== Segment start ==

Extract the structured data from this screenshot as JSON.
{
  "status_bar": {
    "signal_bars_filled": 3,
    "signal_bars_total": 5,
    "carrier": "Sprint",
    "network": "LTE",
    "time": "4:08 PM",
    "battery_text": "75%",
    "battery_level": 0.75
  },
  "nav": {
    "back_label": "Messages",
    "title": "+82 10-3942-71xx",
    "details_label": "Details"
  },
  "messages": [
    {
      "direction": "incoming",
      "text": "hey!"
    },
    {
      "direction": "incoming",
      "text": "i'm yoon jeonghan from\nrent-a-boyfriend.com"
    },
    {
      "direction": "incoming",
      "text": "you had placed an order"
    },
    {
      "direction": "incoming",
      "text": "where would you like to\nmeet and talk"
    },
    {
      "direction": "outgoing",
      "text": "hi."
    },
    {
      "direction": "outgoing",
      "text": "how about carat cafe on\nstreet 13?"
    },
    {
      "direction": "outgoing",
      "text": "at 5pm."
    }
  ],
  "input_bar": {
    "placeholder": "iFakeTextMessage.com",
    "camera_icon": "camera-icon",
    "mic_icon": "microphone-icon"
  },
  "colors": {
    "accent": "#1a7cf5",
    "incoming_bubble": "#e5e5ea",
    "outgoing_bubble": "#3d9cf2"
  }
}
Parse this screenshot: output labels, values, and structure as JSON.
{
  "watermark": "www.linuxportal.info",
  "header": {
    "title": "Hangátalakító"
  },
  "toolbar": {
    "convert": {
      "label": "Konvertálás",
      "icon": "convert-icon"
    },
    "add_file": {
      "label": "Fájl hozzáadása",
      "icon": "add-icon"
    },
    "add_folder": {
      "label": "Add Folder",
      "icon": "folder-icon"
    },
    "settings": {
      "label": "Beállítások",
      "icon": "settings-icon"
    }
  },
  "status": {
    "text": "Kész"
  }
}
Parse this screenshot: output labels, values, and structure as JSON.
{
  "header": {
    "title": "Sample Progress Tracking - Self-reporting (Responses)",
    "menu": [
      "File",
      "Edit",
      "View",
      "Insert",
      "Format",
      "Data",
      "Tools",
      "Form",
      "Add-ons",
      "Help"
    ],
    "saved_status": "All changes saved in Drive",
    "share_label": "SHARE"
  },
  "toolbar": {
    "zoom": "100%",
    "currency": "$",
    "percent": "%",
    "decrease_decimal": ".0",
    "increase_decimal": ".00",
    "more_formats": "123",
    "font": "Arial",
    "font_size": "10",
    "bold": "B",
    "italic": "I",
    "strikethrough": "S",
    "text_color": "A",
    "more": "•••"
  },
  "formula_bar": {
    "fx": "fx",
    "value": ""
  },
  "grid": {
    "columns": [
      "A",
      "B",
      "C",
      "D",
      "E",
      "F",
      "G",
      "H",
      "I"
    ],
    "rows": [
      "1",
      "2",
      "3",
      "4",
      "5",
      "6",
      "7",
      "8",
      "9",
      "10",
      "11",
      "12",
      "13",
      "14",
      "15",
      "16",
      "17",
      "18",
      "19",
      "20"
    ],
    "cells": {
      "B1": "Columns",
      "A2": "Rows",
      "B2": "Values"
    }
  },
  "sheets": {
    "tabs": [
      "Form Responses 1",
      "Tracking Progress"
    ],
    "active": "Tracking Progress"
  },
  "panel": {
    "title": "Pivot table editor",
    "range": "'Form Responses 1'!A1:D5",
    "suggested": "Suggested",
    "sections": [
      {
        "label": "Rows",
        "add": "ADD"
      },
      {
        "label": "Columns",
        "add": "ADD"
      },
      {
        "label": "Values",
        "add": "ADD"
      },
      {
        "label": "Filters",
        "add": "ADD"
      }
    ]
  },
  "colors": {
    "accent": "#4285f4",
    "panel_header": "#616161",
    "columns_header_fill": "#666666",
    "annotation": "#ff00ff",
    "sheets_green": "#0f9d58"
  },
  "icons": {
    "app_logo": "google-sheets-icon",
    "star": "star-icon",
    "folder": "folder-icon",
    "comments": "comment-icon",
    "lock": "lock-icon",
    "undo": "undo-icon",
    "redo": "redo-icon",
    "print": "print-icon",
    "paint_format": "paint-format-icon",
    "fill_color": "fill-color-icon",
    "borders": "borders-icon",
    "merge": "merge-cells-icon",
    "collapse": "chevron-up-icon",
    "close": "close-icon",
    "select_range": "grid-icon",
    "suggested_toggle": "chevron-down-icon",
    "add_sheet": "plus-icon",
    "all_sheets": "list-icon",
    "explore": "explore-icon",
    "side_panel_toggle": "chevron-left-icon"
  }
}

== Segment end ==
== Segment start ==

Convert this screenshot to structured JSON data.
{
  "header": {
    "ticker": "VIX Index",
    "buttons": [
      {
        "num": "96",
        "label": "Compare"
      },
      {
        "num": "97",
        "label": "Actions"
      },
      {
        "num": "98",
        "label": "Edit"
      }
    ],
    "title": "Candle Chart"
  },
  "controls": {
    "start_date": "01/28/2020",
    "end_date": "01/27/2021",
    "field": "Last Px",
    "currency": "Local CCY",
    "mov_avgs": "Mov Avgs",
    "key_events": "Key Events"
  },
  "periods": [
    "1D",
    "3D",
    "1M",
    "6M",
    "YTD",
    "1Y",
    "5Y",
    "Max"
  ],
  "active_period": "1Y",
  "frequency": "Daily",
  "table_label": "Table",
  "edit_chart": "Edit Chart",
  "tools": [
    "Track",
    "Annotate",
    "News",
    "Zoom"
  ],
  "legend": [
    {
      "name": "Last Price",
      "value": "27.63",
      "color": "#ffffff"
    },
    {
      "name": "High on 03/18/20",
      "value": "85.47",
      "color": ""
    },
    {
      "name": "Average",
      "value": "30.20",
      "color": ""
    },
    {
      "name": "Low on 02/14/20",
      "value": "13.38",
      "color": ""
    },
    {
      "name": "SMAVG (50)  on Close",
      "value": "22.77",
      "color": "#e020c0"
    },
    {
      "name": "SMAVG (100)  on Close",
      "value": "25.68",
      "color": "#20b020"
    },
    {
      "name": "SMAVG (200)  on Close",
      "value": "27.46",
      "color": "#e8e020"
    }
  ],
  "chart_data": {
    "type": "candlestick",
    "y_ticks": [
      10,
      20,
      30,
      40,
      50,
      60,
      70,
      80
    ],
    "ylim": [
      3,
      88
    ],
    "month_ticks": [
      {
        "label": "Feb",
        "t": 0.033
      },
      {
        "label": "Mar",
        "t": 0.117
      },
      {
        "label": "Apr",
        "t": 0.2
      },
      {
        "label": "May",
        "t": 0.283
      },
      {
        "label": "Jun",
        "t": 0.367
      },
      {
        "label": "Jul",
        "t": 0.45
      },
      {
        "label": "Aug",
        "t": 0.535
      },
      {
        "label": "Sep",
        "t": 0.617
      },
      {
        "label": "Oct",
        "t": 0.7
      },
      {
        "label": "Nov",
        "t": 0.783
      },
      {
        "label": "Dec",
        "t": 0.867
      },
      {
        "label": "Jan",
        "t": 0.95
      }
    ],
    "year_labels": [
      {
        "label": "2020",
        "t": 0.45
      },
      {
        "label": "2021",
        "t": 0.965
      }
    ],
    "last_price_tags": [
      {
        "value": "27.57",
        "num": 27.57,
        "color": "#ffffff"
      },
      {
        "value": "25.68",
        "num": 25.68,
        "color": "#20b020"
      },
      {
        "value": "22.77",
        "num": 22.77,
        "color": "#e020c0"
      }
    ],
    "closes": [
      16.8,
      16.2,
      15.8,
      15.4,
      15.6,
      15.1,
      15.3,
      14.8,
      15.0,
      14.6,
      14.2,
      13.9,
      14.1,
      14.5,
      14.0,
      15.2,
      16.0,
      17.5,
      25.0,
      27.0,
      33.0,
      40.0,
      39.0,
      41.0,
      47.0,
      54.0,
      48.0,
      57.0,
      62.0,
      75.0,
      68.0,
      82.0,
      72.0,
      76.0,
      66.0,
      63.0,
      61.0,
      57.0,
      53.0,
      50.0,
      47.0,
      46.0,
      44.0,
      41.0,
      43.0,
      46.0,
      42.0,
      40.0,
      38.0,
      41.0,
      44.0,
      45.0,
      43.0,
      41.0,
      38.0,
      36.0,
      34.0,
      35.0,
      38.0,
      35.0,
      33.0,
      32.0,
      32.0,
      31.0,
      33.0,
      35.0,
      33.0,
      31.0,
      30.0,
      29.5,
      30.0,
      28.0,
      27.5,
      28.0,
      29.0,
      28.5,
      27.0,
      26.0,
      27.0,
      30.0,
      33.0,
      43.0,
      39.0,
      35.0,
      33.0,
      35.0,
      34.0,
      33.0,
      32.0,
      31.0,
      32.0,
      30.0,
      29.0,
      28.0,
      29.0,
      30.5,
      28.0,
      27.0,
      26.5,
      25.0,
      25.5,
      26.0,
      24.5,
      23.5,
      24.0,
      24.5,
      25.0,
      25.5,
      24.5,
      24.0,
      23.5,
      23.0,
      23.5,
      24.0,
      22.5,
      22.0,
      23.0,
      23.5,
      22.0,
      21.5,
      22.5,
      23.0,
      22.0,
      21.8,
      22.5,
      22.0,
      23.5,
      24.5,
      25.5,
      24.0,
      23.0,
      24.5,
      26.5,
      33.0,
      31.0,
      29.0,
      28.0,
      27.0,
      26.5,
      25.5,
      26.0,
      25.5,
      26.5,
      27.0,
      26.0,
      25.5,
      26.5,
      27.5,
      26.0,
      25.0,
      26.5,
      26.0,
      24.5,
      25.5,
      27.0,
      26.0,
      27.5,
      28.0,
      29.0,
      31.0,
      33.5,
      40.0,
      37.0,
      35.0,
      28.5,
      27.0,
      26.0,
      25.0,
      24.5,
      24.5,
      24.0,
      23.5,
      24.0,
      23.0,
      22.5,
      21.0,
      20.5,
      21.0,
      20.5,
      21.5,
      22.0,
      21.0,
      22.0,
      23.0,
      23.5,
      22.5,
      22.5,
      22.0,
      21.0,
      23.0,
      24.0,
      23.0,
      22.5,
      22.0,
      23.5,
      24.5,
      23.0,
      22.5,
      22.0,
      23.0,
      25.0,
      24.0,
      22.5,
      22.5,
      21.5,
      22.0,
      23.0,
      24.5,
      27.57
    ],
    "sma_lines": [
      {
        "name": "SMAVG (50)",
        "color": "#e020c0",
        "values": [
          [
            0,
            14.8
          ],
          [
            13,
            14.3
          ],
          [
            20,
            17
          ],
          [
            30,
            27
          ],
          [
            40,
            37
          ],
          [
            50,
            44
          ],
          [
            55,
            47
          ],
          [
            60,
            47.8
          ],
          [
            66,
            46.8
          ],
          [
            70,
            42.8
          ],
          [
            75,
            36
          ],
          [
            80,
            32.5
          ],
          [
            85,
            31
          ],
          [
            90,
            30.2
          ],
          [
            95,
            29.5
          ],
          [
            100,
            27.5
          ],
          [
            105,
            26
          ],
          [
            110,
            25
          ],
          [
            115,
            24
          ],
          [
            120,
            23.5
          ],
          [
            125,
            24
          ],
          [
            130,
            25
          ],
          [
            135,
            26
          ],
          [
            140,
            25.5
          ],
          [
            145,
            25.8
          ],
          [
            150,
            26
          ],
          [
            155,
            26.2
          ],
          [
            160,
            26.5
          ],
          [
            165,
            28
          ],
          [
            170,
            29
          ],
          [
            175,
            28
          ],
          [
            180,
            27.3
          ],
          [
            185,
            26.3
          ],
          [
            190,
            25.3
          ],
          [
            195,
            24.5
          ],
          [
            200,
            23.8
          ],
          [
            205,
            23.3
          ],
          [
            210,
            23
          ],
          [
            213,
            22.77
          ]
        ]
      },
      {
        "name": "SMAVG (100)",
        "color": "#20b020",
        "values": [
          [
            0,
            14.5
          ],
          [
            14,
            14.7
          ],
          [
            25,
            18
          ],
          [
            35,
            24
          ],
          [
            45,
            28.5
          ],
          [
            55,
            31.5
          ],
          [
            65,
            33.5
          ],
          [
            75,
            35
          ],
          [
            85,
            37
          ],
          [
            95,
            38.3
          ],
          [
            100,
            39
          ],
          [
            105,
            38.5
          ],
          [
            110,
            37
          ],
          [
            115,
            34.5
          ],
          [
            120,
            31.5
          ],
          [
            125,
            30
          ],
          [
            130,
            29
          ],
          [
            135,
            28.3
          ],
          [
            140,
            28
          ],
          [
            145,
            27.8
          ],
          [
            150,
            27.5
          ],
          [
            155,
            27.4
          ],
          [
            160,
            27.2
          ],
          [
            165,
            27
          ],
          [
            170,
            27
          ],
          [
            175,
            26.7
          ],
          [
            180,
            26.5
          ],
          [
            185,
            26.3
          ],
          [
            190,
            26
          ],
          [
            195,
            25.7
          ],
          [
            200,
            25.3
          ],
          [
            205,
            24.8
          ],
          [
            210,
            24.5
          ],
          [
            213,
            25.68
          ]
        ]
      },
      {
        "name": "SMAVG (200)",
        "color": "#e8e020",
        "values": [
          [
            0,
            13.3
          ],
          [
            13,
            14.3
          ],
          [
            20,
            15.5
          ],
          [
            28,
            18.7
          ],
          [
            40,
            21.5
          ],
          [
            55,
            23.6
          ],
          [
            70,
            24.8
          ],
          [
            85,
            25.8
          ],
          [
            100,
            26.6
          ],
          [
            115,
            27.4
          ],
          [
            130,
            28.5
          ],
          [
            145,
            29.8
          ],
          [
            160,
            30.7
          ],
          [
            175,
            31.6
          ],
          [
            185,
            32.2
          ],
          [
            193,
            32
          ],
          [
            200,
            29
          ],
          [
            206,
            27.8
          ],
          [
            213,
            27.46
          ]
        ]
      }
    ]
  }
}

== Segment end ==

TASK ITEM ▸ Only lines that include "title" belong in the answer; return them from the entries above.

RESPONSE TO THE EXERCISE ▸
    "title": "+82 10-3942-71xx",
    "title": "Hangátalakító"
    "title": "Sample Progress Tracking - Self-reporting (Responses)",
    "title": "Pivot table editor",
    "title": "Candle Chart"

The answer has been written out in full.